In December, the FDA issued a warning against giving Factor VII to patients who did not have the rare hemophilia -- which affects fewer than 3,000 Americans -- because of the dangerous side effects. FDA scientists also released a January study that blamed 43 blood-clot-related deaths on Factor VII.
The Army medical command, however, considers the drug a medical breakthrough in treating deadly bleeding on the front lines. More than 1,000 patients in Iraq have been treated with the drug.
"When it works, it's amazing," said Col. John B. Holcomb, an Army trauma surgeon and commander of the Army's Institute of Surgical Research. "It's one of the most useful new tools we have."
Military doctors have reported that soldiers who are in need of 10 or more units of blood have between a 25 and 50 percent chance of dying, and Factor VII has proven itself useful in such situations.
"I've seen it with my own eyes," said Lt. Col. Jeffrey Bailey, an Air Force trauma surgeon and senior physician at the American military hospital in Balad, Iraq. "Patients who are hemorrhaging to death, they get the drug and it stops. Factor VII saves their lives."
However, some doctors still stand in opposition of the off-label use of Factor VII.
"It's a completely irresponsible and inappropriate use of a very, very dangerous drug," said blood-clotting and blood-thinning medication specialist Dr. Jawed Fareed, who is director of the hemostasis and thrombosis research program at Loyola University in Chicago.
Some doctors in German and U.S. military hospitals have reported unusual, sometimes fatal, blood clots in soldiers who have been evacuated from Iraq, resulting in unexplained strokes, heart attacks and blood clots in the lungs. A number of doctors fear Factor VII is responsible. The problem is that finding the exact cause of a blood clot is often impossible, which makes it hard to identify any direct relation between clots and Factor VII.
"It's really not a question of an absolute safety level, but rather a ratio of benefit to risk that has to be established," said Dr. Michael Shalmi, vice president of biopharmaceuticals for Novo Nordisk.

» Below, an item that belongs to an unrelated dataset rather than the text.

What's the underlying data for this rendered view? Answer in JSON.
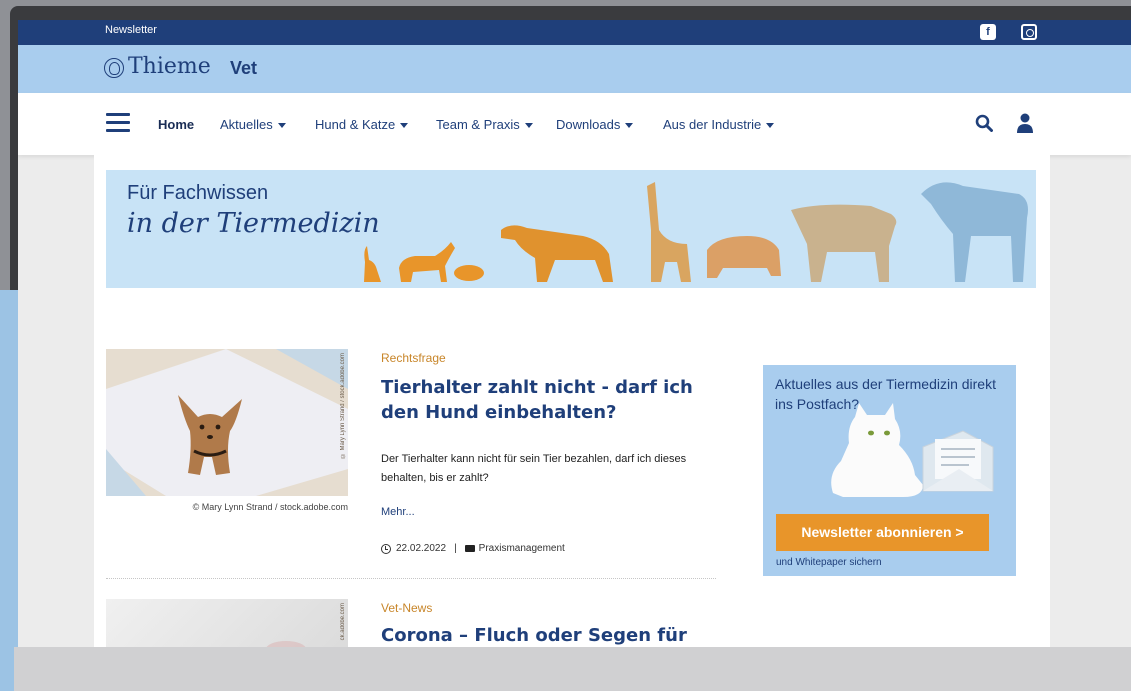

Holcomb said he supported the off-label use of the drug because, "We're making decisions, in the middle of a war, with the best information we have available to us."